GIVEN ENTRIES:
━━━━━━━━

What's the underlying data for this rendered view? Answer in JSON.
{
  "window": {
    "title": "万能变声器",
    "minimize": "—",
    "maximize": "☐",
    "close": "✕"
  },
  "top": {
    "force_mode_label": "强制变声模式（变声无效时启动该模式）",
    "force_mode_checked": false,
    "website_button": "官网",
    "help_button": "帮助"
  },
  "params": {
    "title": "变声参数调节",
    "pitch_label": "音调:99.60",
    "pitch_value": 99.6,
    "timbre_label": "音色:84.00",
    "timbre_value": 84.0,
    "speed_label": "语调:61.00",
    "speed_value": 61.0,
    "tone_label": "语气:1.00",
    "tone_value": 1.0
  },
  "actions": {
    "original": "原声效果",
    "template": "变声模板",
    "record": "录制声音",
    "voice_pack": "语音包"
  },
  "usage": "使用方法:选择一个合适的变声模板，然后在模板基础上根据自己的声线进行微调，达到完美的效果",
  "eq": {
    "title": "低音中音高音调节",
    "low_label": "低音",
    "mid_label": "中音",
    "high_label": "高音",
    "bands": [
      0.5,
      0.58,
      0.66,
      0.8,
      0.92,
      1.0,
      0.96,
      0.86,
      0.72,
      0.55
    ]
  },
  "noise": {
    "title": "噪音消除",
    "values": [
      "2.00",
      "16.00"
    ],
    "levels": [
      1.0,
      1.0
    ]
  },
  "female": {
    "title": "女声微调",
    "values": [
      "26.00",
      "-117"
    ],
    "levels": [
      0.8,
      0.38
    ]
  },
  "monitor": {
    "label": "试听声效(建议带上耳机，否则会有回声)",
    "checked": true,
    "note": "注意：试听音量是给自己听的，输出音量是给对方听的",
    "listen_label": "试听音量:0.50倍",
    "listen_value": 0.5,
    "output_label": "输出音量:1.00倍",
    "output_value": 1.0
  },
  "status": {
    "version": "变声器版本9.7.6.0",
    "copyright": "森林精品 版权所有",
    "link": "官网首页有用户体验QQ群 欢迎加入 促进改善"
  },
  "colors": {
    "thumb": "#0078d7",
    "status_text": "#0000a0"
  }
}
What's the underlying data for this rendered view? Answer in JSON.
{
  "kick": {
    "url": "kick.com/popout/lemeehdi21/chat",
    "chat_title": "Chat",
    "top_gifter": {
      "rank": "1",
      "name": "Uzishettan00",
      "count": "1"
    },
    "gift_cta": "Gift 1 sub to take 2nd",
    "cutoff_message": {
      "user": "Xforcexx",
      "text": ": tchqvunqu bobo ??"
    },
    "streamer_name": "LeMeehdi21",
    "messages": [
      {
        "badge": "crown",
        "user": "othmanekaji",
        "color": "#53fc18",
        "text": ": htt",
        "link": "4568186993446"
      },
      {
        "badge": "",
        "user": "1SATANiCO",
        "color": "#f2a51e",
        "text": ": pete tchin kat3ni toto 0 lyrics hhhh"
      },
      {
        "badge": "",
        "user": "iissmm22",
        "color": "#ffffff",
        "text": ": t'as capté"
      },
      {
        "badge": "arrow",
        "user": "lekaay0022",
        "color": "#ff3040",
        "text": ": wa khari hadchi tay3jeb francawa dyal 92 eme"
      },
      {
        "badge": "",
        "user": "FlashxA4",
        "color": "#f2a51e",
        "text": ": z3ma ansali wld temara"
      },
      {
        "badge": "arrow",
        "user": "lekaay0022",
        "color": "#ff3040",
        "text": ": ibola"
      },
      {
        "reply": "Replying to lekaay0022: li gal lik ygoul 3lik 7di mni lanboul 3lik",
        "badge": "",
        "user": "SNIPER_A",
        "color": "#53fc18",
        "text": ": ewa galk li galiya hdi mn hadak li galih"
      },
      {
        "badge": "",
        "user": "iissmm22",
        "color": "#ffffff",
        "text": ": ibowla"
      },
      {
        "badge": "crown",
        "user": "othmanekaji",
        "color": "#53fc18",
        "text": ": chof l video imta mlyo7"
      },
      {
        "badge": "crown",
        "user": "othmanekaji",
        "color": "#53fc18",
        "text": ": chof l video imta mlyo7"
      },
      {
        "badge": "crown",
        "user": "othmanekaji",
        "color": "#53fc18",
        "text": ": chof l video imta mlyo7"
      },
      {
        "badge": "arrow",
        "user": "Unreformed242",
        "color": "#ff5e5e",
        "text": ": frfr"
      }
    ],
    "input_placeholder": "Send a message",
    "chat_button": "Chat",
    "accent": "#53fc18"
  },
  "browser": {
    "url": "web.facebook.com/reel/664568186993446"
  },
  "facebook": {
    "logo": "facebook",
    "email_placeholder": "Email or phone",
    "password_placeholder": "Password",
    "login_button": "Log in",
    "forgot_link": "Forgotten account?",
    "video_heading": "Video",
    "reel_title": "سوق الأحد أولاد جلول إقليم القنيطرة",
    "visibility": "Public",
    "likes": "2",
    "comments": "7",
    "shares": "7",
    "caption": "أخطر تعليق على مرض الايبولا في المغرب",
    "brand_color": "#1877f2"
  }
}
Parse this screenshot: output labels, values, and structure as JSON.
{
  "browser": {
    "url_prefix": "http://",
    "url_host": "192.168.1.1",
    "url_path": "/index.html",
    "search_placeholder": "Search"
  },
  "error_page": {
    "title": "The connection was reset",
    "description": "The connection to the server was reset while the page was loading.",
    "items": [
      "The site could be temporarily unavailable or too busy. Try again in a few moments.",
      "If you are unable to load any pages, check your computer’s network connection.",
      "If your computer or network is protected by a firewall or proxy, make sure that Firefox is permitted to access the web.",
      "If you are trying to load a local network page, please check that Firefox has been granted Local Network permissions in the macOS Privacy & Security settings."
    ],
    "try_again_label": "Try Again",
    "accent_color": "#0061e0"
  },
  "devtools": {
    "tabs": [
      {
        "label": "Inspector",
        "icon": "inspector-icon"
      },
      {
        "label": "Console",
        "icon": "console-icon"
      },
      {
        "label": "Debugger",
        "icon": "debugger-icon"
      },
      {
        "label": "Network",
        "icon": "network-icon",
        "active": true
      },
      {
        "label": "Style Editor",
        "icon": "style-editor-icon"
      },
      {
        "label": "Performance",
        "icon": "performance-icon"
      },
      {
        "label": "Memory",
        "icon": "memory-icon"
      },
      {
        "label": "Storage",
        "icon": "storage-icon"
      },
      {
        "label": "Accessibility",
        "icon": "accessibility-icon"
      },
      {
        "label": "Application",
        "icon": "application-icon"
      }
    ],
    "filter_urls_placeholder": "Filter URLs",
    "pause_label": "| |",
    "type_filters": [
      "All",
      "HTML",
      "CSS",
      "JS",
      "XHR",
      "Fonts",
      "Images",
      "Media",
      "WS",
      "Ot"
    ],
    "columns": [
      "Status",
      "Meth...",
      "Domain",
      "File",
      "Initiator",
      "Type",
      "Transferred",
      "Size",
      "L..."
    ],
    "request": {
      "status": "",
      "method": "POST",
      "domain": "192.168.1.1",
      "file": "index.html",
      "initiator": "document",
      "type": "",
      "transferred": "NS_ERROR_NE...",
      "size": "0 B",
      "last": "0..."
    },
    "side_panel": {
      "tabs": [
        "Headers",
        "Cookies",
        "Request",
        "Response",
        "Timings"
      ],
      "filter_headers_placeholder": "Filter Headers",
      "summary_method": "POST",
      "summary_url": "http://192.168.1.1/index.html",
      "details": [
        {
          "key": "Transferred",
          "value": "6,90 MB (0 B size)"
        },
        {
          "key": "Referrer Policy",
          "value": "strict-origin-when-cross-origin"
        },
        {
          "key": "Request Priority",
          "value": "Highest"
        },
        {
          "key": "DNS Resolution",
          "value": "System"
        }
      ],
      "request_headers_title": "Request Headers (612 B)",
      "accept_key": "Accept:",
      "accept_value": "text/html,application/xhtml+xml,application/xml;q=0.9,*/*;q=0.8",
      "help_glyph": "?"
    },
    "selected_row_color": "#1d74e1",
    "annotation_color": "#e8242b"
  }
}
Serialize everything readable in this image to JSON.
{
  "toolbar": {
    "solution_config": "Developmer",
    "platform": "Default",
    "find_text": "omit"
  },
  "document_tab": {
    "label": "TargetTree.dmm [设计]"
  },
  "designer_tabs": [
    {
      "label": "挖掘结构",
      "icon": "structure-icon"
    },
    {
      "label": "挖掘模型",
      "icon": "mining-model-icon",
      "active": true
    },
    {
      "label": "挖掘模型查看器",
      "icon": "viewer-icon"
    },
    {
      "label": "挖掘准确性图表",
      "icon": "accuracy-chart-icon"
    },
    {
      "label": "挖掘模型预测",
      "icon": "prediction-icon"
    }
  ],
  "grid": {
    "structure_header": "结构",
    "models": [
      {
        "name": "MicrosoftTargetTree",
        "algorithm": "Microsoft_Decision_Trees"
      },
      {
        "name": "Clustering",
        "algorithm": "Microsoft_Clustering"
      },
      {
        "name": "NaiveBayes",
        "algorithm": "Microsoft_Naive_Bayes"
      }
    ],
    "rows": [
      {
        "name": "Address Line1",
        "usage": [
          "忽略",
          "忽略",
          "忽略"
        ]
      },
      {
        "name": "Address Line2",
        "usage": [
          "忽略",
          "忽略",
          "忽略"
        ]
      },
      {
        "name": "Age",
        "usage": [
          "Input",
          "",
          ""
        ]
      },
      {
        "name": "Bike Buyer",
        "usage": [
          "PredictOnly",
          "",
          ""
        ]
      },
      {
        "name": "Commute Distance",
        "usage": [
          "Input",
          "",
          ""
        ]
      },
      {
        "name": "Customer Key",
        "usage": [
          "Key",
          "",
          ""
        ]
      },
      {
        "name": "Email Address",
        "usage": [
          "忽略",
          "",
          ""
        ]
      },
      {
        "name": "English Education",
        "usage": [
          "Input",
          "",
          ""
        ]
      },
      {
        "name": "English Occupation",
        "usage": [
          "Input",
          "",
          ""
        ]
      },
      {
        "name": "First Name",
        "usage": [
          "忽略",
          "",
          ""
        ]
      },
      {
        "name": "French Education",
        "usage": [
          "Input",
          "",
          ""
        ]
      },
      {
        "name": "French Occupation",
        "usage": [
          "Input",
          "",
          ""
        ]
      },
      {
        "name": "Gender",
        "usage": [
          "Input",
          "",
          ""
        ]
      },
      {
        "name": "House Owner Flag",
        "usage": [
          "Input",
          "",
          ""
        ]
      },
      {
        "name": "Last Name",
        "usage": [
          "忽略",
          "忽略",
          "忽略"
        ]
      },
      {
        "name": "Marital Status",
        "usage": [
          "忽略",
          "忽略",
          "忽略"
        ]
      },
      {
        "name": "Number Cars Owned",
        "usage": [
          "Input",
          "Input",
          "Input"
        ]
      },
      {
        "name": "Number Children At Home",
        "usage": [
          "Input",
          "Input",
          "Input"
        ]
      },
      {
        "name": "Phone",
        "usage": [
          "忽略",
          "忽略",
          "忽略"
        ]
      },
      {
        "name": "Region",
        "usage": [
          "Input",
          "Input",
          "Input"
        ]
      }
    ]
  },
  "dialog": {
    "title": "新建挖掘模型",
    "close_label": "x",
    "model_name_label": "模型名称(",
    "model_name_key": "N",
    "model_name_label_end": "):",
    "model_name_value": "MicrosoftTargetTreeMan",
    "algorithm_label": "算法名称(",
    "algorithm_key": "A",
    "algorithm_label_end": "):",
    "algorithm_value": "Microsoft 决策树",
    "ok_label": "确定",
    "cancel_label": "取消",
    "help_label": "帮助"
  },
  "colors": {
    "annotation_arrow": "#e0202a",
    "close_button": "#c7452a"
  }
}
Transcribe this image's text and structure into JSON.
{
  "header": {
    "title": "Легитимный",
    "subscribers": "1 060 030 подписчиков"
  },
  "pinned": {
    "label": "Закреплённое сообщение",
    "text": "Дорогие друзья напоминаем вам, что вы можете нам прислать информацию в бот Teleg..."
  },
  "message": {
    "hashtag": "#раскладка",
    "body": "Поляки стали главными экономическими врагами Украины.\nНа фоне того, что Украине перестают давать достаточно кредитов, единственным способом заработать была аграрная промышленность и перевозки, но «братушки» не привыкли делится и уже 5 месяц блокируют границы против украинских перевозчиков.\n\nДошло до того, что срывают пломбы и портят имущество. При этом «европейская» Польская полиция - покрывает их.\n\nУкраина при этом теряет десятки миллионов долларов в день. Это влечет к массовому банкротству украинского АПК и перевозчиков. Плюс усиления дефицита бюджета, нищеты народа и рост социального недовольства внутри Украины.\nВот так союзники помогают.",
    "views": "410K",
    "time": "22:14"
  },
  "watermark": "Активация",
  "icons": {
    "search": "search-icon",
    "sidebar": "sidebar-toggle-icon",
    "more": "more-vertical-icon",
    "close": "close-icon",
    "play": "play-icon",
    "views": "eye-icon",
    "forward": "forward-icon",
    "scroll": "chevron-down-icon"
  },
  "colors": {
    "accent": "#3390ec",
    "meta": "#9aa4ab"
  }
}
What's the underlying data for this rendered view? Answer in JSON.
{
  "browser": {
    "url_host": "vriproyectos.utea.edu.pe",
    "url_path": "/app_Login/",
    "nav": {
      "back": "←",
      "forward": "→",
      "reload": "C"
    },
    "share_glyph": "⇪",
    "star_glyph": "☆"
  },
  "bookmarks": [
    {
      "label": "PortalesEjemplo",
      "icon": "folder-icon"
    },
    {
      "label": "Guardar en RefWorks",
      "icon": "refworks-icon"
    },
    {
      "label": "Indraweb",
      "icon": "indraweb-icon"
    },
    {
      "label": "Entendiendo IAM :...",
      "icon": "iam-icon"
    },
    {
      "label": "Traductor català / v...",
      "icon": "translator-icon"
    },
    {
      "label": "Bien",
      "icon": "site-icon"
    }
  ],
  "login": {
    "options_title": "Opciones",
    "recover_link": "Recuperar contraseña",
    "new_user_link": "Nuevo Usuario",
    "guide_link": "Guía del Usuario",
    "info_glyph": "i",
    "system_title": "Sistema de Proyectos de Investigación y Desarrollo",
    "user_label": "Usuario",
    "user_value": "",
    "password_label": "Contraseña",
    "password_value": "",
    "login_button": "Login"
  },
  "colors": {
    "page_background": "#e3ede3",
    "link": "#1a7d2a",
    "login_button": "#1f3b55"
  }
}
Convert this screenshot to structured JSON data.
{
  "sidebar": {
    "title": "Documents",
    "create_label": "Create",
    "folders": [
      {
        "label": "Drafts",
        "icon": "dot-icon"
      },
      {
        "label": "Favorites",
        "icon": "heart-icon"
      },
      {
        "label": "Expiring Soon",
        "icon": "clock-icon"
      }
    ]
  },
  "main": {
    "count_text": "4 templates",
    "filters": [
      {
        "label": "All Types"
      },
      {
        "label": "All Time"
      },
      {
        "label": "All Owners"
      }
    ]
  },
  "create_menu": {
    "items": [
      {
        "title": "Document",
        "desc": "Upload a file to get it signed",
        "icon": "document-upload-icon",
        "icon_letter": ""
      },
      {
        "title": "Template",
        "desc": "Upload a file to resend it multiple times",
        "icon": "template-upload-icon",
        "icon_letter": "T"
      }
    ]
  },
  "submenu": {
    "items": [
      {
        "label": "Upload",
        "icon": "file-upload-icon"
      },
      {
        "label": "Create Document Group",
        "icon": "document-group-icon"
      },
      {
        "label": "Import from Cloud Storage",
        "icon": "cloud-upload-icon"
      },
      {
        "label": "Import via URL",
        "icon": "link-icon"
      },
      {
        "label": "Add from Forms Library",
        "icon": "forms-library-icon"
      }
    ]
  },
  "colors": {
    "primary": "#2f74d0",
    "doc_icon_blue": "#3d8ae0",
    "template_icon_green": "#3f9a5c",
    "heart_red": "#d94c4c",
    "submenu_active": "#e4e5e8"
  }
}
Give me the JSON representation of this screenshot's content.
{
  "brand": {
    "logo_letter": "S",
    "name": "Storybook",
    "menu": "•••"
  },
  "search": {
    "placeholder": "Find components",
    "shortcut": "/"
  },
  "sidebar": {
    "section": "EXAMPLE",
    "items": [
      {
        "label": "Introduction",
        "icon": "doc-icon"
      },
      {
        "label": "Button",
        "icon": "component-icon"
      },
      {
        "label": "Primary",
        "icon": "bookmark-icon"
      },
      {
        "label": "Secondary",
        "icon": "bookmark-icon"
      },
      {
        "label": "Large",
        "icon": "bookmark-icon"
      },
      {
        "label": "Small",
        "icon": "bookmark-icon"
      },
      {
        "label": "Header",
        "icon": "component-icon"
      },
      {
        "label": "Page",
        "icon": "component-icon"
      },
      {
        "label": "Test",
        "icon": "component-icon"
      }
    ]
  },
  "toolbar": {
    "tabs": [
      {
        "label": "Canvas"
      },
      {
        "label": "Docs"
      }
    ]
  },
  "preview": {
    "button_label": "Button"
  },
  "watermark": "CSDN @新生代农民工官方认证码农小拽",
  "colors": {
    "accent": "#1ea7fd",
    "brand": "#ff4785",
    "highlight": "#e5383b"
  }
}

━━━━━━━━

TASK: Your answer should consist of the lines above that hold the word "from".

FINISHED TASK:
        "label": "Import from Cloud Storage",
        "label": "Add from Forms Library",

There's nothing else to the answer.